Singular questions about what it means to be human in the face of emerging technologies will be explored March 1-3 when Arizona State University hosts Emerge.
An unparalleled campus-wide collaboration, Emerge unites artists, engineers, bio scientists, social scientists, story tellers and designers to build, draw, write and rethink the future of the human species and the environments that we share.
Leaders from industry and prominent authors and futurists will join ASU faculty and selected students for an intense exploration of emerging technology and the implications of those breakthroughs for people and environments.
"This is a time for humanists, artists and designers to leave their ivory tower and seek to integrate their knowledge in interdisciplinary teams that design the future,'' said Professor Thanassis Rikakis, director of the ASU School of Arts, Media and Engineering in the Herberger Institute for Design and the Arts and one of the principal organizers of the event.
The three-day conference has attracted such internationally prominent change makers and futurists as author Bruce Sterling (Beyond the Beyond), Sherry Turkle (Alone Together: Why We Expect More from Technology and Less from Each Other), Bruce Mau (Incomplete Manifesto for Growth, Massive Change Network), Neal Stephenson (Snow Crash, The Diamond Age, Reamde) and Stewart Brand (The Whole Earth Discipline).
"I'm amazed at the nerve we seem to have hit with Emerge. We have people flying in from all over the world and the country - on their own nickel - just to be part of it,'' said Joel Garreau, a key conference organizer and Lincoln Professor of Law, Culture and Values at the Sandra Day O'Connor College of Law. "We have a Nobel Prize winner who's happy to be a participant in a workshop - not even its leader. And there he'll be right next to extraordinarily talented students, faculty, and people from the community," Garreau said.

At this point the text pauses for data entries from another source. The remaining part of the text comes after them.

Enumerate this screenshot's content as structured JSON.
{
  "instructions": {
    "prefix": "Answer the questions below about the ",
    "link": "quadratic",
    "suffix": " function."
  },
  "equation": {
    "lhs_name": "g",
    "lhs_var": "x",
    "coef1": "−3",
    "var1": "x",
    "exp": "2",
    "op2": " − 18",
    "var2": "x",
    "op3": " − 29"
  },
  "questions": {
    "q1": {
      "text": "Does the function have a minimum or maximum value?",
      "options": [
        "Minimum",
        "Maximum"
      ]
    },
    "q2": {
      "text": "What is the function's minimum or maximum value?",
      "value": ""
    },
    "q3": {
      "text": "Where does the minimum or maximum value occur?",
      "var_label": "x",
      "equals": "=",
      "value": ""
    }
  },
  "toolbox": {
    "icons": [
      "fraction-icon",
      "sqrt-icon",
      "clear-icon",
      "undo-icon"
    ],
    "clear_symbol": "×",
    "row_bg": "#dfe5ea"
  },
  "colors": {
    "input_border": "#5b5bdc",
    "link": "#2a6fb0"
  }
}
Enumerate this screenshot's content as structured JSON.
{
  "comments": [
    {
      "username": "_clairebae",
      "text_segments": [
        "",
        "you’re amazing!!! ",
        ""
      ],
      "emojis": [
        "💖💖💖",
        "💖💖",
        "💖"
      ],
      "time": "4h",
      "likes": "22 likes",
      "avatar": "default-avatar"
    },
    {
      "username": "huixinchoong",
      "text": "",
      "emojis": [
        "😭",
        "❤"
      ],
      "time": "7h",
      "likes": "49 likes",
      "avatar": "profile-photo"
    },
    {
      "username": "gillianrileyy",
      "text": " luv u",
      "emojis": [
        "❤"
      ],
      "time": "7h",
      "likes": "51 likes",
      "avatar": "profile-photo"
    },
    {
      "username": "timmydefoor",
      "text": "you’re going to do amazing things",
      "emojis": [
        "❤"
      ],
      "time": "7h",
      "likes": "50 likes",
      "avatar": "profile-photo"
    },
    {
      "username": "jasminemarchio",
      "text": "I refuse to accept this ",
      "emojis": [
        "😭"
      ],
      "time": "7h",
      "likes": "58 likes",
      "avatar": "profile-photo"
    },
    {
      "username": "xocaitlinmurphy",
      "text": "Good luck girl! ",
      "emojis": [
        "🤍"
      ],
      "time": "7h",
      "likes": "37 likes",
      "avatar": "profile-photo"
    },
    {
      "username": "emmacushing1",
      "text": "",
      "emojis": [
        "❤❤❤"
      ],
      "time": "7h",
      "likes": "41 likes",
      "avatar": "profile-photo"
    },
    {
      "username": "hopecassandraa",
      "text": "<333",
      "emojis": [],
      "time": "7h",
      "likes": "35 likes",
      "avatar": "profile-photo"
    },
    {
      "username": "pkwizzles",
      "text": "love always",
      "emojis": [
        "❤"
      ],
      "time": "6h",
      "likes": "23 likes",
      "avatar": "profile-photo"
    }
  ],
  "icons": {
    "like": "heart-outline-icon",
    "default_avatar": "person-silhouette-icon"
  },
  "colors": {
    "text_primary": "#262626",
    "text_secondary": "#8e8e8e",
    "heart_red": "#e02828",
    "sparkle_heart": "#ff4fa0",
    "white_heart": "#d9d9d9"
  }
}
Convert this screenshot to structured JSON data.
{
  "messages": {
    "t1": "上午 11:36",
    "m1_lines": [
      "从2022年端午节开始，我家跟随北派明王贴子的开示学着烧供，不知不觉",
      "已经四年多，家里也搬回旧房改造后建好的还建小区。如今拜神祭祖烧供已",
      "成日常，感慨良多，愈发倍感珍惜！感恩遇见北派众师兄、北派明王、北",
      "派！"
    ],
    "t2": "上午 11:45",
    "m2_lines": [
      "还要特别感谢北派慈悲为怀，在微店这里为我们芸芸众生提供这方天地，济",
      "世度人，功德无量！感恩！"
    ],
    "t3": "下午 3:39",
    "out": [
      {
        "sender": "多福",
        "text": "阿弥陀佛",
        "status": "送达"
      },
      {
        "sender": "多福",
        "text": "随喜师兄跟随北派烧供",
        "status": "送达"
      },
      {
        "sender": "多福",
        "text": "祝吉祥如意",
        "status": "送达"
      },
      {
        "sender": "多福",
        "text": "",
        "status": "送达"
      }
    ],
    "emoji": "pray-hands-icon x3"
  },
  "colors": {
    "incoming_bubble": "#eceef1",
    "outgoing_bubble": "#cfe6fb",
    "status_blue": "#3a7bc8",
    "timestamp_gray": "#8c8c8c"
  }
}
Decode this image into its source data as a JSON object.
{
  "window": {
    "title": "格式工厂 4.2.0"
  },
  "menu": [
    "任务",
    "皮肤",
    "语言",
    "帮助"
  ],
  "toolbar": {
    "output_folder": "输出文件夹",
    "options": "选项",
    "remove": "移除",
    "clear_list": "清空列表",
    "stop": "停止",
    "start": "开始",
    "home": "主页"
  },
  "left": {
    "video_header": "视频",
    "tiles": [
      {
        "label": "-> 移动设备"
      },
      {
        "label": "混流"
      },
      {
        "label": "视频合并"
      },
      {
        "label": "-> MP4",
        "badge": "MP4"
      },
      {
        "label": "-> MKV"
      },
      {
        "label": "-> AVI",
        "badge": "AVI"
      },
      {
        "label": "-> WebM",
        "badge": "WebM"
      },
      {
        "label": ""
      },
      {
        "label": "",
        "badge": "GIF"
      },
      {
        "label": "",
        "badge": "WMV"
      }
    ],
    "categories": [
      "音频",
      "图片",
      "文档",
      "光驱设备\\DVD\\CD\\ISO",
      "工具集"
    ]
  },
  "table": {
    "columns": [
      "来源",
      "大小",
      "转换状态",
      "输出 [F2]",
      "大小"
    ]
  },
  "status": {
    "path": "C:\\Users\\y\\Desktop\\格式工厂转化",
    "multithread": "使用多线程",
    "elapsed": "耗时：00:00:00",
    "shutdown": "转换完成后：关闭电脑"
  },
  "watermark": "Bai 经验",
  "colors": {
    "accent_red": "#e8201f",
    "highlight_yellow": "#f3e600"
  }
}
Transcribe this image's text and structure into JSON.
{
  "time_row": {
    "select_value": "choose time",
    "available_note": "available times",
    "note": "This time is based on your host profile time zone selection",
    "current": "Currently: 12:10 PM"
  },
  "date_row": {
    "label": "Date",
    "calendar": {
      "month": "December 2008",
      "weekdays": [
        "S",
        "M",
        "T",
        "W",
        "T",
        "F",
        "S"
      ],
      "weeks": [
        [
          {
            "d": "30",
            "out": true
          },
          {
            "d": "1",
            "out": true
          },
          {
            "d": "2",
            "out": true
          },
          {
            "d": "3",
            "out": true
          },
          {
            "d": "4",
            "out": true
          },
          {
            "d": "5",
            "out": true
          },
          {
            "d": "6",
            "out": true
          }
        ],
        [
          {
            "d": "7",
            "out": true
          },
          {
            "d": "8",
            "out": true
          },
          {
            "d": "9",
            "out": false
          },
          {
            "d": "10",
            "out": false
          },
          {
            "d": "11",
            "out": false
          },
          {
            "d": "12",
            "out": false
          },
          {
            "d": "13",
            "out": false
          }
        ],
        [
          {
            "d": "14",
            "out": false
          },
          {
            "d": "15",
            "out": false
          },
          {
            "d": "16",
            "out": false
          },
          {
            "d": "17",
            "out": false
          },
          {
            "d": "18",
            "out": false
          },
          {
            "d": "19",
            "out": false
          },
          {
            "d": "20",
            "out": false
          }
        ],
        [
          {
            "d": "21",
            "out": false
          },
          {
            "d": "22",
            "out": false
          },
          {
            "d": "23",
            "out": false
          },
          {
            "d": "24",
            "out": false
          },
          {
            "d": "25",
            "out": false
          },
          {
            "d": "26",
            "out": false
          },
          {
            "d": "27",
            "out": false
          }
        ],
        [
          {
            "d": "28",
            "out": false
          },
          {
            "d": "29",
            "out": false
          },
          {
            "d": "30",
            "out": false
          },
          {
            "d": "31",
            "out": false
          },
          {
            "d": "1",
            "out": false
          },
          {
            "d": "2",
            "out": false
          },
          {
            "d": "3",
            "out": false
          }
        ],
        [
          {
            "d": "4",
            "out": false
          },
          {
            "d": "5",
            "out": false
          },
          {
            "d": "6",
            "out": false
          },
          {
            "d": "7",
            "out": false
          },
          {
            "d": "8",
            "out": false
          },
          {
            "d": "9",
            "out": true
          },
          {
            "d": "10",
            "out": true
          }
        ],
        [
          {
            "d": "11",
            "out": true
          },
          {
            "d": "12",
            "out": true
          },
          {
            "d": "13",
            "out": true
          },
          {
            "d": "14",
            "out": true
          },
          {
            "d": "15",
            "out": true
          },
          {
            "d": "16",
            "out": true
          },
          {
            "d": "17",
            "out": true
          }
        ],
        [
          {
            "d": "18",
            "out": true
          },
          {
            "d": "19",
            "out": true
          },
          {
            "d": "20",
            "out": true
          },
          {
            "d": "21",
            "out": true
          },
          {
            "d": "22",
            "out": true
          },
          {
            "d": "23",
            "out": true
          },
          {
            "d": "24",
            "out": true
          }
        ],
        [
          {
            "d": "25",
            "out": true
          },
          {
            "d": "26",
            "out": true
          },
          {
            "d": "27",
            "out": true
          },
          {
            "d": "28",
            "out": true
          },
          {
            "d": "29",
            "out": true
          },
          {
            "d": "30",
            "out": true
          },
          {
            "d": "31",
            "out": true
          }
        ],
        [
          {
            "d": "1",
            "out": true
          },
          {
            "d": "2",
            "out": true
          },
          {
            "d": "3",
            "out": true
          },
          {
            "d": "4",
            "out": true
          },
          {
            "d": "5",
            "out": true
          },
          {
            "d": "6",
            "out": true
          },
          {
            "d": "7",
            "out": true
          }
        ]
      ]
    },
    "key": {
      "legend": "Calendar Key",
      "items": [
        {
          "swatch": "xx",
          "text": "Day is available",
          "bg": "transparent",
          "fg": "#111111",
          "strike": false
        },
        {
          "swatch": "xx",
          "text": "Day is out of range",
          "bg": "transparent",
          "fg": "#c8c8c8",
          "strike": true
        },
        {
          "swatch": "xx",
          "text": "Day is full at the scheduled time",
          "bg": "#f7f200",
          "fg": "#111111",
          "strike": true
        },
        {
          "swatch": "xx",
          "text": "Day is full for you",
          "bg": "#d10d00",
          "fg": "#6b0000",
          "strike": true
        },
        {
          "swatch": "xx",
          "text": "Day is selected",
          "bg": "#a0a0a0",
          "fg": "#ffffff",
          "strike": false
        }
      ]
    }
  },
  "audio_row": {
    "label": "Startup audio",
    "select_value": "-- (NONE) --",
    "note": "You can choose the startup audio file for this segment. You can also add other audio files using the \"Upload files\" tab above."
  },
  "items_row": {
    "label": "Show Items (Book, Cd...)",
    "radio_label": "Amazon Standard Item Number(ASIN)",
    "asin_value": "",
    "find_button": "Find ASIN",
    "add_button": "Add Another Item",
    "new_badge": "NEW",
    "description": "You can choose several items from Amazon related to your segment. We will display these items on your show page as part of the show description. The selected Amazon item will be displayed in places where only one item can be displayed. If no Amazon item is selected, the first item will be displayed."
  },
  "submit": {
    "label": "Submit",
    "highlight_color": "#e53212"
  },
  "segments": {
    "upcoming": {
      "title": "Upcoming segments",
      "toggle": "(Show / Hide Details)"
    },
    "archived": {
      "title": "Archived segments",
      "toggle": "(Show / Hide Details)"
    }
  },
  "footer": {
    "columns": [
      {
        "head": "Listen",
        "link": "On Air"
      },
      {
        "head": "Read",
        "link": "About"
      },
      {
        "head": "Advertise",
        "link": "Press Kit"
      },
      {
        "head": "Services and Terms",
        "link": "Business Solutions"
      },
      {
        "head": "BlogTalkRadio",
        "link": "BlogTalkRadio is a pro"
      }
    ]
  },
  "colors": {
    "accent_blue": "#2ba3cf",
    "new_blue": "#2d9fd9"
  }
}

Emerge is built around eight areas where ASU research is breaking new ground from disease destroyers to human enhancement. These Futures@ASU presentations will lead into interdisciplinary workshops where one of the most exciting results of the conference is expected to happen.
Much of the excitement generated is the anticipation of the intense, highly interactive workshop format that allows artists and scientists such freedom to collaborate, experiment and explore future possibilities together.
"A storyteller is as insightful to a sustainability team as a climatologist. The biodesign lab is as creative as the sculpture studio, a musician is as important to an educational technology team as a programmer, and an engineer is as crucial to an immersive theater play as the director," explained Rikakis.
Cynthia Selin, assistant professor in the ASU School of Sustainability and the Center for Nanotechnology in Society and one of the conference's three principal organizers, agreed. "Emerge is a chance to rehearse, play with, articulate, and build out alternative futures," she said. "It will spark new ideas for how to thrive amidst uncertainty and the escalating complexities of modern times. We are not searching for utopias but a measure of moxie in charting sustainable pathways," Selin said.
Leaders in the "Design Fiction'' movement including Sterling, Julian Bleecker, co-founder of Near Future Laboratory, and Stuart Candy, a senior foresight and innovation specialist at Arup, a global design firm, are among the workshop leaders. The products of these workshops - provocative and evocative stories, games, performances and objects from which a vision of the future develops - will be shared with the public beginning at 9:30 a.m. Saturday, March 3, when ASU President Michael Crow will be joined in Neeb Hall by authors Sterling, Stephenson, Mau, Turkle and Brand in a series keynote talks and panel discussions inspired by the workshop explorations.
Throughout the three-day conference, the Digital Culture Festival celebrates the collaboration of artists, engineers and scientists with a series of installations and interactive happenings on public display. Among the exhibits will be a lighted sculptural passageway of Plexiglas "blossoms'' that pulse with sound and light in reaction to movement passing underneath; educational mixed-reality games and a miniature golf game that responds to player's successes and failures. These creations fill indoor and outdoor spaces spanning the design and arts buildings at the west end of the Tempe campus.
Emerge culminates in a Saturday evening interactive media show at the Nelson Fine Arts Plaza on the Tempe campus. Here, buildings surrounding the plaza become the canvas for a movement, image and sound show that engages and immerses the audience in the futuristic themes explored throughout the three-day conference.
The audience will interact with mediated sculptures and installations. Actors will move throughout the audience encouraging the interaction. The audience will drive real-time graphics and sound engines to produce three-dimensional visual displays on the building and surround sound displays in the plaza. The cutting-edge show is being developed by a diverse group of faculty and students from the arts, design and engineering units at ASU.
Emerge is sponsored at ASU by the Herberger Institute for Design and the Arts, the Ira A. Fulton Schools of Engineering, the Office of the President, the Prevail Project of the Sandra Day O'Connor College of Law, the School of Sustainability, LightWorks, the Center for Nanotechnology and by Intel.
For more information, including times and locations, visit emerge.asu.edu.